Skeletal muscle is composed of muscle fibers and an extracellular matrix (ECM). The collagen fiber network of the ECM is a major contributor to the passive force of skeletal muscles at high strain. We investigated the effect of aging on the biomechanical and structural properties of epimysium of the tibialis anterior muscles (TBA) of rats to understand the(More)
When an elastomeric material is deformed and subjected to temperatures above some chemorheological value T cr (near 100-C for natural rubber), its macromolecular structure undergoes time and temperature dependent chemical changes. The process continues until the temperature decreases below T cr. Compared to the virgin material, the new material system has(More)

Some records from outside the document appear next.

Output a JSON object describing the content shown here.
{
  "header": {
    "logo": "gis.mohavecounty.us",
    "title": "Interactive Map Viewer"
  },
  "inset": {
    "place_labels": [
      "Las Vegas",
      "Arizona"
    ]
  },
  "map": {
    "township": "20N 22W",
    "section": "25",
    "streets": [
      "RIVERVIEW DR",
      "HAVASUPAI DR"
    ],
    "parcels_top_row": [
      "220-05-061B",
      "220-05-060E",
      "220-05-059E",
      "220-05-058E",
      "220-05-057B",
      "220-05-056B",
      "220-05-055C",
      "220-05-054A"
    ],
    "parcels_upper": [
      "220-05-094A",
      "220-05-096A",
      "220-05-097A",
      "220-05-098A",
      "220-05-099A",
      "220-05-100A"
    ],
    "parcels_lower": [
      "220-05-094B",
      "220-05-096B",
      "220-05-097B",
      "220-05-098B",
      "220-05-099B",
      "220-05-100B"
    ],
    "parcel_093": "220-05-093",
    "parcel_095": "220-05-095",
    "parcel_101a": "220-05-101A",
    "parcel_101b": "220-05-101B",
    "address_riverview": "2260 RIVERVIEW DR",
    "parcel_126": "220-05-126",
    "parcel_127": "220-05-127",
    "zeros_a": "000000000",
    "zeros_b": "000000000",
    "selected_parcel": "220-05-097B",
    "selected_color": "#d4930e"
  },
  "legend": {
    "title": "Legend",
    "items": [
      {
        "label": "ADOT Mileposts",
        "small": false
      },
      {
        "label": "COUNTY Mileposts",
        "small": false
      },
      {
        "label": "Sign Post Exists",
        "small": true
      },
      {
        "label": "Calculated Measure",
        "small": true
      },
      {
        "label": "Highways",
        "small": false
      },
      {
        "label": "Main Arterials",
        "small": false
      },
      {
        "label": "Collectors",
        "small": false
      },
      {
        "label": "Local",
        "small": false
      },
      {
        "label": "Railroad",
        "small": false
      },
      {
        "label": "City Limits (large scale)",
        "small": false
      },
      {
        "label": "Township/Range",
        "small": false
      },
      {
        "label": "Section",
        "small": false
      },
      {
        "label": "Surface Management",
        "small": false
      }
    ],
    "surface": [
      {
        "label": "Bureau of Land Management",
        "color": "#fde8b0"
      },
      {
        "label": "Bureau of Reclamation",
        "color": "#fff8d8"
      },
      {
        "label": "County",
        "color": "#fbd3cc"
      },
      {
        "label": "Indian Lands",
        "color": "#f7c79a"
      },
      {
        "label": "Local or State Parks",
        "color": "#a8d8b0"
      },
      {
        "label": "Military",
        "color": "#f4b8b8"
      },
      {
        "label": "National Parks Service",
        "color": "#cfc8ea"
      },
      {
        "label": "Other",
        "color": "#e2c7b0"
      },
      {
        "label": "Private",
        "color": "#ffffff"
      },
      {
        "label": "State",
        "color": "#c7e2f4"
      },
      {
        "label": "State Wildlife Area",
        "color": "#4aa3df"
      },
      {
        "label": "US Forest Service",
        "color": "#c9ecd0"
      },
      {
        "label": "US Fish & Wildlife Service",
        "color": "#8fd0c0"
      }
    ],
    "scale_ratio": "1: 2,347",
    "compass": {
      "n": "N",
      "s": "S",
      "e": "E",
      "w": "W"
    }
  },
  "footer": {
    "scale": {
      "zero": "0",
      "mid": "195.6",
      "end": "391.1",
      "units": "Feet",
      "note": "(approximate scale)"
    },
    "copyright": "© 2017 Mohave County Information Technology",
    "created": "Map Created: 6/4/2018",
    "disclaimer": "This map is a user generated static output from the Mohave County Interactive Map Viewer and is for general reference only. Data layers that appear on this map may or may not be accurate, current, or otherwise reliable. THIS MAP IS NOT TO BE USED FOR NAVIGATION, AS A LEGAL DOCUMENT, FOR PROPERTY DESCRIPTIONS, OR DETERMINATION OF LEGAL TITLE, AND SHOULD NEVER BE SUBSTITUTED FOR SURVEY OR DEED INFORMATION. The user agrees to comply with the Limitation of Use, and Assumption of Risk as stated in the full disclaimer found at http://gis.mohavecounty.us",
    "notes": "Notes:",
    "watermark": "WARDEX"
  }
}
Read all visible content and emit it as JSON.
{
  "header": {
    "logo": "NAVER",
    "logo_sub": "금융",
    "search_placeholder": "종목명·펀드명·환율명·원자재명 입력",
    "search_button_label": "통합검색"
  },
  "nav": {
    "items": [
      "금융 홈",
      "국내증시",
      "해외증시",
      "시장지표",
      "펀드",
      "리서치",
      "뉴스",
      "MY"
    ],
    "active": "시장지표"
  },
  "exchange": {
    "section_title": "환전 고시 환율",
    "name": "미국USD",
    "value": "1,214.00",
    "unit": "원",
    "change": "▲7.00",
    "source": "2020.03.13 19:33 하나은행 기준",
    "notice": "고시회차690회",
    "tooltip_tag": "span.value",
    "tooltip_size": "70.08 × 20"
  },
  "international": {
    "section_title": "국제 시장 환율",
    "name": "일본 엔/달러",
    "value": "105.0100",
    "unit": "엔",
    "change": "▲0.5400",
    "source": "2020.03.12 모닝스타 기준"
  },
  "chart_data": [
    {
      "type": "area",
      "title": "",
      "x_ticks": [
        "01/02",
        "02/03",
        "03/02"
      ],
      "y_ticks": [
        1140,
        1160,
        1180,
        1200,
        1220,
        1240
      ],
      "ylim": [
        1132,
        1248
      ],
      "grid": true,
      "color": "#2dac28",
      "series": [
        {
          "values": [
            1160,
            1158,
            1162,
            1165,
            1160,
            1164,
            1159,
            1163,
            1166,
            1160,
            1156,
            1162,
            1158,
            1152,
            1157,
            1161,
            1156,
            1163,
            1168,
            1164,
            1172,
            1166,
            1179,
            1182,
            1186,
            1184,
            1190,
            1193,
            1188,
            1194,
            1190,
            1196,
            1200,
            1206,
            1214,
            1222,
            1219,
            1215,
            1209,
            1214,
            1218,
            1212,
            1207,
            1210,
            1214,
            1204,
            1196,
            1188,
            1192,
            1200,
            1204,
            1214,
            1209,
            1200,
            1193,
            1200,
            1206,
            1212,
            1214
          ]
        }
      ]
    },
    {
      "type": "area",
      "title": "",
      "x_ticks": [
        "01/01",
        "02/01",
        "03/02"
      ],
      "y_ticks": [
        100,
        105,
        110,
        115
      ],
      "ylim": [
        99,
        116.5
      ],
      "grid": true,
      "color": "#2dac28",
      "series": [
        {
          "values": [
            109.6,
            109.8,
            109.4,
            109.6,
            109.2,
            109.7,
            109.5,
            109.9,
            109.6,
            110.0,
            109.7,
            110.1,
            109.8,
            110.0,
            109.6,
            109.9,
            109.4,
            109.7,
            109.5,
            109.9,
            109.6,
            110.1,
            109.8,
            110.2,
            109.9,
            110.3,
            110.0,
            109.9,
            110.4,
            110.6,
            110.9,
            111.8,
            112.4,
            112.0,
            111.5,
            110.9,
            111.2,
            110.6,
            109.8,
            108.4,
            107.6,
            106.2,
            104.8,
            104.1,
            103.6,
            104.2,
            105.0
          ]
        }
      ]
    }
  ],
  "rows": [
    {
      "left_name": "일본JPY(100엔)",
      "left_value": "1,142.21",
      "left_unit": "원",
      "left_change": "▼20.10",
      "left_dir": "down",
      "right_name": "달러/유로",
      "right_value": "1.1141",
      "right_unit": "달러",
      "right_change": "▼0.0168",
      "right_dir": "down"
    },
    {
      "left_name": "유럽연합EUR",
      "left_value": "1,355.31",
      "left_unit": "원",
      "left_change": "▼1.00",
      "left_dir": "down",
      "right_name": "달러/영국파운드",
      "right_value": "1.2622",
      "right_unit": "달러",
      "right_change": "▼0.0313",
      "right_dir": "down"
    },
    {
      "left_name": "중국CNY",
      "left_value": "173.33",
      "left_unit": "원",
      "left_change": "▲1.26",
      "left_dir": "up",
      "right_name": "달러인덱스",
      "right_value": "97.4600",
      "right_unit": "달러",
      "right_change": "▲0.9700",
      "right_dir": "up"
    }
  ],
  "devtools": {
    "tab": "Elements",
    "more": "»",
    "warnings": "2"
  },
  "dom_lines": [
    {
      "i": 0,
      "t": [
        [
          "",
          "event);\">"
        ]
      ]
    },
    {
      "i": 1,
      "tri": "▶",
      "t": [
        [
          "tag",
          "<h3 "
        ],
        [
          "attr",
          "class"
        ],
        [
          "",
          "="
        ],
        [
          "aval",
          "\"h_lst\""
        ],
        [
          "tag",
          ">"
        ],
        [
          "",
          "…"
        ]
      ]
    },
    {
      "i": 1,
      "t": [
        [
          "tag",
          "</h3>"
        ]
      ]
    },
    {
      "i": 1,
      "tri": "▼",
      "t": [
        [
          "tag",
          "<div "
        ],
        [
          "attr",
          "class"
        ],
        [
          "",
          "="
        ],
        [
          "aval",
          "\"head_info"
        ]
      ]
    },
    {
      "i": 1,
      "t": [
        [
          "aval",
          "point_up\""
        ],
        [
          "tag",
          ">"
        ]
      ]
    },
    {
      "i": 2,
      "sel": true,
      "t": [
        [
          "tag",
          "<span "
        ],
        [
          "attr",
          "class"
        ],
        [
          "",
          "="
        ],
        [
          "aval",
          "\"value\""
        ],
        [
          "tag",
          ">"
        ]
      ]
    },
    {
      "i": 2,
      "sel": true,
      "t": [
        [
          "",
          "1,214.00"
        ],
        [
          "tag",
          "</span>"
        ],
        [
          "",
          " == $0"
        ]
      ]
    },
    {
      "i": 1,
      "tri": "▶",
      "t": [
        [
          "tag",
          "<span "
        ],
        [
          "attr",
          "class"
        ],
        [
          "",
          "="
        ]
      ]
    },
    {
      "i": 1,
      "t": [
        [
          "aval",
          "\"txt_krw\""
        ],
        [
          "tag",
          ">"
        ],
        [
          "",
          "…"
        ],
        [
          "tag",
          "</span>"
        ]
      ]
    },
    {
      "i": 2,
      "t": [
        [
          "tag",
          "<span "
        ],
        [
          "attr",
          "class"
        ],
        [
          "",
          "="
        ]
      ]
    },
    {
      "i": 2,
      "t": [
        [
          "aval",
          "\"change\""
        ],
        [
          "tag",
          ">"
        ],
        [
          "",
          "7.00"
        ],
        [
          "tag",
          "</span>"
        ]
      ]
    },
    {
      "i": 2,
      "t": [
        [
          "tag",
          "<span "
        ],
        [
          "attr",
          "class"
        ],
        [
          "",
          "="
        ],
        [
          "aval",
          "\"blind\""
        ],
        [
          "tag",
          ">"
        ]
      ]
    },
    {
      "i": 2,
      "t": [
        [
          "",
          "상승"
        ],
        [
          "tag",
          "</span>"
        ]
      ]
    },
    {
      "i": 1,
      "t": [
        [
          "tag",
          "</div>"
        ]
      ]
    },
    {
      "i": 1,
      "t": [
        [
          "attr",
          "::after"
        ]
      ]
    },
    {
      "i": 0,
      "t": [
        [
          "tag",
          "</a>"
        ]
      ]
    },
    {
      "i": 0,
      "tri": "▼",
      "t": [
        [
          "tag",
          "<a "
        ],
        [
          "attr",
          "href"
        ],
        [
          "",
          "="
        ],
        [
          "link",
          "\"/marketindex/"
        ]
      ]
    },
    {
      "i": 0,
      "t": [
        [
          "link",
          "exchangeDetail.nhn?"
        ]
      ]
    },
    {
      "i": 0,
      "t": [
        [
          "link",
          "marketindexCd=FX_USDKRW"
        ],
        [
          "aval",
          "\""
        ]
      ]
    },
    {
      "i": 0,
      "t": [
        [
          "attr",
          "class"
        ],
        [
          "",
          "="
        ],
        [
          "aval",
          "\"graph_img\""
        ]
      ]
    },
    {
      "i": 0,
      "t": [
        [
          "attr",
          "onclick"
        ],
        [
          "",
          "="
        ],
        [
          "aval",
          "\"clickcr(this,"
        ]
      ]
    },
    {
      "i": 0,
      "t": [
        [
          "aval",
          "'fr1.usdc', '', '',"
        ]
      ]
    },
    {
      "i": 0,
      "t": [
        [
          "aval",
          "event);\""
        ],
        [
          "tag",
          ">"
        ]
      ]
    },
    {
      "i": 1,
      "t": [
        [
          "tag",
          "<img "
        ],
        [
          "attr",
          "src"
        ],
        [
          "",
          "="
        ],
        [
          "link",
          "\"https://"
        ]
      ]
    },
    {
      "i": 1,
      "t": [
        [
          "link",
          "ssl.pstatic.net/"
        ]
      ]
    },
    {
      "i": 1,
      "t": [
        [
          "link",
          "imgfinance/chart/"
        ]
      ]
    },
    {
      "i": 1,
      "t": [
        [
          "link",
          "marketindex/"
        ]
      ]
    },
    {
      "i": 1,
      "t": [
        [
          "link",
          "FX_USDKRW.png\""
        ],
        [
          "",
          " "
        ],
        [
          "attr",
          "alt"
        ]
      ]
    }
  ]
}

When an elastomeric material is subject to sufficiently high temperature, macromolecular network junctions can undergo time-dependent scission and re-crosslinking (healing). The material system then consists of molecular networks with different reference states. A constitutive framework, based on the experimental work of Tobolsky, is used to determine the(More)
A method is presented for calculating the stress relaxation due to scission in elastomeric components that operate at a fixed deformation while at an elevated temperature. A relationship is established between stresses at different temperatures that is called the correspondence principle for scission/healing materials. Two examples involving cylinders(More)
Skeletal muscle is composed of two primary structural components, contractile myofibrils and extracellular matrix (ECM). The myofibrils adhere to the surrounding endomysium through the basal lamina, sarcolemma and dystrophin, and dystrophin associated glycoprotein (DAG). In this study, a novel shear lag type model is developed to investigate the mechanics(More)
A micromechanical model has been developed to investigate the mechanical properties of the epimysium. In the present model, the collagen fibers in the epimysium are embedded randomly in the ground substance. Two parallel wavy collagen fibers and the surrounding ground substance are used as the repeat unit (unit cell), and the epimysium is considered as an(More)